** Task requirements **
Return the lines beginning at the one that contains "Read all visible content and emit it as JSON." and continuing to the end of the entries, including both ends, exactly as written and nothing else.

Dataset rows for apps and sites
▶
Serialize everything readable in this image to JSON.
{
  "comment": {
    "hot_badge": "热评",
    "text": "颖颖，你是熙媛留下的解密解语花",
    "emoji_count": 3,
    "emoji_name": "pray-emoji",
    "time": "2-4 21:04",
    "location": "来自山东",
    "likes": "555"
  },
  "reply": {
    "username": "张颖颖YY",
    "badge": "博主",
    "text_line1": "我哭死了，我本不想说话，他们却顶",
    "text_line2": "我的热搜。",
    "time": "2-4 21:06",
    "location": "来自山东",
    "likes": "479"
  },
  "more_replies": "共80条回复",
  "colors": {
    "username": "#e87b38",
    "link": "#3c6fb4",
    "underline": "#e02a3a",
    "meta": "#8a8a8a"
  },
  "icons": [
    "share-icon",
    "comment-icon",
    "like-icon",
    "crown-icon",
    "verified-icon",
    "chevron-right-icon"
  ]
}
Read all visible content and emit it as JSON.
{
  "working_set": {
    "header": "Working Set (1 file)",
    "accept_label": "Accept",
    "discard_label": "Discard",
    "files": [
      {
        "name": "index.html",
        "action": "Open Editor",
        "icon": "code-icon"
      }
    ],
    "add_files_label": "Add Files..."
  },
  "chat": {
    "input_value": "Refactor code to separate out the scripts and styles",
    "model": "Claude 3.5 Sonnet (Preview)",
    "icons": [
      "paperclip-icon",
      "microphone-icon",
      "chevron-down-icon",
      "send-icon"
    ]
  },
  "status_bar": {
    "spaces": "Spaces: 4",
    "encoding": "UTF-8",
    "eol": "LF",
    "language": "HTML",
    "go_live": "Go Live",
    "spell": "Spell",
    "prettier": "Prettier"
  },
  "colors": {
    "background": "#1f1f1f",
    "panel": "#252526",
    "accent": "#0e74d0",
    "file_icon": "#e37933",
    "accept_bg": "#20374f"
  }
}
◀
** Solution to this exercise **
Read all visible content and emit it as JSON.
{
  "working_set": {
    "header": "Working Set (1 file)",
    "accept_label": "Accept",
    "discard_label": "Discard",
    "files": [
      {
        "name": "index.html",
        "action": "Open Editor",
        "icon": "code-icon"
      }
    ],
    "add_files_label": "Add Files..."
  },
  "chat": {
    "input_value": "Refactor code to separate out the scripts and styles",
    "model": "Claude 3.5 Sonnet (Preview)",
    "icons": [
      "paperclip-icon",
      "microphone-icon",
      "chevron-down-icon",
      "send-icon"
    ]
  },
  "status_bar": {
    "spaces": "Spaces: 4",
    "encoding": "UTF-8",
    "eol": "LF",
    "language": "HTML",
    "go_live": "Go Live",
    "spell": "Spell",
    "prettier": "Prettier"
  },
  "colors": {
    "background": "#1f1f1f",
    "panel": "#252526",
    "accent": "#0e74d0",
    "file_icon": "#e37933",
    "accept_bg": "#20374f"
  }
}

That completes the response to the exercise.